  10. ^ "Карело-Финская ССР" (in Russian). Handbook of administrative divisions of Soviet Union. Retrieved March 12, 2014. 
  11. ^ "Памятники истории и культуры народов Российской Федерации" (in Russian). Russian Ministry of Culture. Retrieved June 20, 2013. 

Sources[edit]

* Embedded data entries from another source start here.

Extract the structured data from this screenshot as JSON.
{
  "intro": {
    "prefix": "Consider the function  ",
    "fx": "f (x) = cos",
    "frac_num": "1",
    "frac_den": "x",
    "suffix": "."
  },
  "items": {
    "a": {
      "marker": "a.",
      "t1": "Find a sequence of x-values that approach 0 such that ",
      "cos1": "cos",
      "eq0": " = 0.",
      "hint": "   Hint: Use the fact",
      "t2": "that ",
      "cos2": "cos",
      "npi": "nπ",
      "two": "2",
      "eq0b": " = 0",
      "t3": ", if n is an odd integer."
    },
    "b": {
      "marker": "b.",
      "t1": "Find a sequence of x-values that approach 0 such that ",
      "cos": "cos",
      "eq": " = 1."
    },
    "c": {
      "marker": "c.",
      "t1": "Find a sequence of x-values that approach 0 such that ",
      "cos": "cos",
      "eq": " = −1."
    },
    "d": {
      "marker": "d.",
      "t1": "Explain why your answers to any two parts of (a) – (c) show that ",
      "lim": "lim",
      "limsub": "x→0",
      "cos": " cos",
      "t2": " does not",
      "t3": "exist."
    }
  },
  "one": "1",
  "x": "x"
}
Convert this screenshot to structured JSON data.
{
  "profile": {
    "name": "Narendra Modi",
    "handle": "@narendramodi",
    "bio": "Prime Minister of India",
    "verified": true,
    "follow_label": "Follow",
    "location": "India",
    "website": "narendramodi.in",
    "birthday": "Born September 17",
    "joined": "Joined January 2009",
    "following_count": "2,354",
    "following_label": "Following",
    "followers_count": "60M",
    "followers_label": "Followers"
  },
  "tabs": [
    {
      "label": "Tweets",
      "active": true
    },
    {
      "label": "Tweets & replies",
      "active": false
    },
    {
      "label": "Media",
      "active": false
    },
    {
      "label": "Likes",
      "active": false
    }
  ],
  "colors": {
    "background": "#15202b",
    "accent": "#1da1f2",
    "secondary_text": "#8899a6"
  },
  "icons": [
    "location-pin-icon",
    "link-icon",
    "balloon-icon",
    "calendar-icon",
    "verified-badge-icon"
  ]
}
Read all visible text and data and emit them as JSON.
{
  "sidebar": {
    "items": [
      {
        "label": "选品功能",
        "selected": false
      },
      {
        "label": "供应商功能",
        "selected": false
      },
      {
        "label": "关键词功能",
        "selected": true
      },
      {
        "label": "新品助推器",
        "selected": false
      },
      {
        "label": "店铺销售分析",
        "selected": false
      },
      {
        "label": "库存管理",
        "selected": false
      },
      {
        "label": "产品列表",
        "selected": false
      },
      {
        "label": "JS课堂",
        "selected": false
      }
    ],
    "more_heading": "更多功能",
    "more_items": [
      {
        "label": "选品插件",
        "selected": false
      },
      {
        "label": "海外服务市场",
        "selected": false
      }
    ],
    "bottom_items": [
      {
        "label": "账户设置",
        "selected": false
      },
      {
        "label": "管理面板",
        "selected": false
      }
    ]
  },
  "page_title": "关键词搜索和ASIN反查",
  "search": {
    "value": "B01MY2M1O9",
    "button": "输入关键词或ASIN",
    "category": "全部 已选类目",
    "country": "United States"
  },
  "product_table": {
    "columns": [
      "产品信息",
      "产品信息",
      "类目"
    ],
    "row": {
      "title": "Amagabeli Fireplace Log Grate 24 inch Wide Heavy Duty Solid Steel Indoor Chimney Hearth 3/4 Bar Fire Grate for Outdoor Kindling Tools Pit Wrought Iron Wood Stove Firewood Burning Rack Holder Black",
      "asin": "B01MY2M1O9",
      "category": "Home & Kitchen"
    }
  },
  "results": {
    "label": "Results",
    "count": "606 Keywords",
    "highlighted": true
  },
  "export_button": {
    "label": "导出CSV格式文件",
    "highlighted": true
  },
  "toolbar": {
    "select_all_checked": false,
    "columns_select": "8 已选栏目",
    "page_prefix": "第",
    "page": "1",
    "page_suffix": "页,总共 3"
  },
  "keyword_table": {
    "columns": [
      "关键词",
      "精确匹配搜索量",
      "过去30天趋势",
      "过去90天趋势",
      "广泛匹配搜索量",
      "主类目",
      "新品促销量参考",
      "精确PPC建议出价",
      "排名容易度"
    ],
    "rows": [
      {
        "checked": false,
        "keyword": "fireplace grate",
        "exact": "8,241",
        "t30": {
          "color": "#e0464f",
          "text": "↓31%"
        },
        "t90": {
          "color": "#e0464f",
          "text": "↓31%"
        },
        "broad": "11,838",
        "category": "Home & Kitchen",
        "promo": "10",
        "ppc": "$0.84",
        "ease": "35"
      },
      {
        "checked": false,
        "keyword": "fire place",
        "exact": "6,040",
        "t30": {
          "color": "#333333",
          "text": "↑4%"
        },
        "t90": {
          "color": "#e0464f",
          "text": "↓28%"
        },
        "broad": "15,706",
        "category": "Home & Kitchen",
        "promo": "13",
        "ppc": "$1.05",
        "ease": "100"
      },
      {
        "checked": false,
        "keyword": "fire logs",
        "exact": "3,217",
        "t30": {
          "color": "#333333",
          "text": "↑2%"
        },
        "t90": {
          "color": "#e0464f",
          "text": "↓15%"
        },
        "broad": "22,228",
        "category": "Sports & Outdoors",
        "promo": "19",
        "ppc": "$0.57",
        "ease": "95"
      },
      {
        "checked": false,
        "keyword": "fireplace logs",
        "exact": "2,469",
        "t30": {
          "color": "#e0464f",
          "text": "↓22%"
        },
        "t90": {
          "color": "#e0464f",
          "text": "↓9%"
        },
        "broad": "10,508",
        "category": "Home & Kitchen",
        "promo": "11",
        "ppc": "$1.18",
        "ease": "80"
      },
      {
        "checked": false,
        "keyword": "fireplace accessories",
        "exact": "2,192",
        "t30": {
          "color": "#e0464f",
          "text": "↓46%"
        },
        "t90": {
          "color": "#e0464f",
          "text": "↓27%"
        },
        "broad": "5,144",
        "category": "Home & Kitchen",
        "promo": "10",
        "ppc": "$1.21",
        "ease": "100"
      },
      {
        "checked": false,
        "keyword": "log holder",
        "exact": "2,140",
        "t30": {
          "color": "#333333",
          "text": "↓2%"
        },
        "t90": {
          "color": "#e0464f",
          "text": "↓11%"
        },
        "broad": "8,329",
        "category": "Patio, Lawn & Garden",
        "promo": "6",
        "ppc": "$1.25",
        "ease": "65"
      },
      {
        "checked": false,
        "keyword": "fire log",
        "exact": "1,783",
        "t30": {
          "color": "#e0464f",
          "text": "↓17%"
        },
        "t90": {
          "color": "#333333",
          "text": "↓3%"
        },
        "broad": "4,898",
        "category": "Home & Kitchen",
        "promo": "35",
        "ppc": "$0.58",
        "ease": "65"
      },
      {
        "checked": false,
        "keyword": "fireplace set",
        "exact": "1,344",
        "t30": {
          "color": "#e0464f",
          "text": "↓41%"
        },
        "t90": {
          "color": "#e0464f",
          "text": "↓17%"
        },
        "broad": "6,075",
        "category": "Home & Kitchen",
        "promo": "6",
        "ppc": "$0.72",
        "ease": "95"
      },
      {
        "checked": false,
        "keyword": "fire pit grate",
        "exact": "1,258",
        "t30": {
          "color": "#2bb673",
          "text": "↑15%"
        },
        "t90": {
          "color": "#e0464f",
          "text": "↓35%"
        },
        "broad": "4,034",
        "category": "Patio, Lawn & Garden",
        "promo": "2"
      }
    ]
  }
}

  • Законодательное собрание Ленинградской области. Областной закон №32-оз от 15 июня 2010 г. «Об административно-территориальном устройстве Ленинградской области и порядке его изменения», в ред. Областного закона №23-оз от 8 мая 2014 г. «Об объединении муниципальных образований "Приморское городское поселение" Выборгского района Ленинградской области и "Глебычевское сельское поселение" Выборгского района Ленинградской области и о внесении изменений в отдельные Областные законы». Вступил в силу со дня официального опубликования. Опубликован: "Вести", №112, 23 июня 2010 г. (Legislative Assembly of Leningrad Oblast. Oblast Law #32-oz of June 15, 2010 On the Administrative-Territorial Structure of Leningrad Oblast and on the Procedures for Its Change, as amended by the Oblast Law #23-oz of May 8, 2014 On Merging the Municipal Formations of "Primorskoye Urban Settlement" in Vyborgsky District of Leningrad Oblast and "Glebychevskoye Rural Settlement" in Vyborgsky District of Leningrad Oblast and on Amending Various Oblast Laws. Effective as of the day of the official publication.).
  • Законодательное собрание Ленинградской области. Областной закон №50-оз от 1 сентября 2004 г. «Об установлении границ и наделении соответствующим статусом муниципального образования Приозерский муниципальный район и муниципальных образований в его составе», в ред. Областного закона №43-оз от 27 июня 2013 г. «О присоединении деревни Большая Загвоздка к городу Гатчина и о внесении изменений в некоторые Областные законы в сфере административно-территориального устройства Ленинградской области». Вступил в силу через 10 дней со дня официального опубликования (24  сентября 2004 г.). Опубликован: "Вестник Правительства Ленинградской области", №27, 14 сентября 2004 г. (Legislative Assembly of Leningrad Oblast. Oblast Law #50-oz of September 1, 2004 On Establishing the Borders of and Granting an Appropriate Status to the Municipal Formation of Priozersky Municipal District and to the Municipal Formations Comprised By It, as amended by the Oblast Law #43-oz of June 27, 2013 On Merging the Village of Bolshaya Zagvozdka into the Town of Gatchina and on Amending Various Oblast Laws on the Subject of the Administrative-Territorial Structure of Leningrad Oblast. Effective as of after 10 days from the day of the official publication (September 24 2004).).

External links[edit]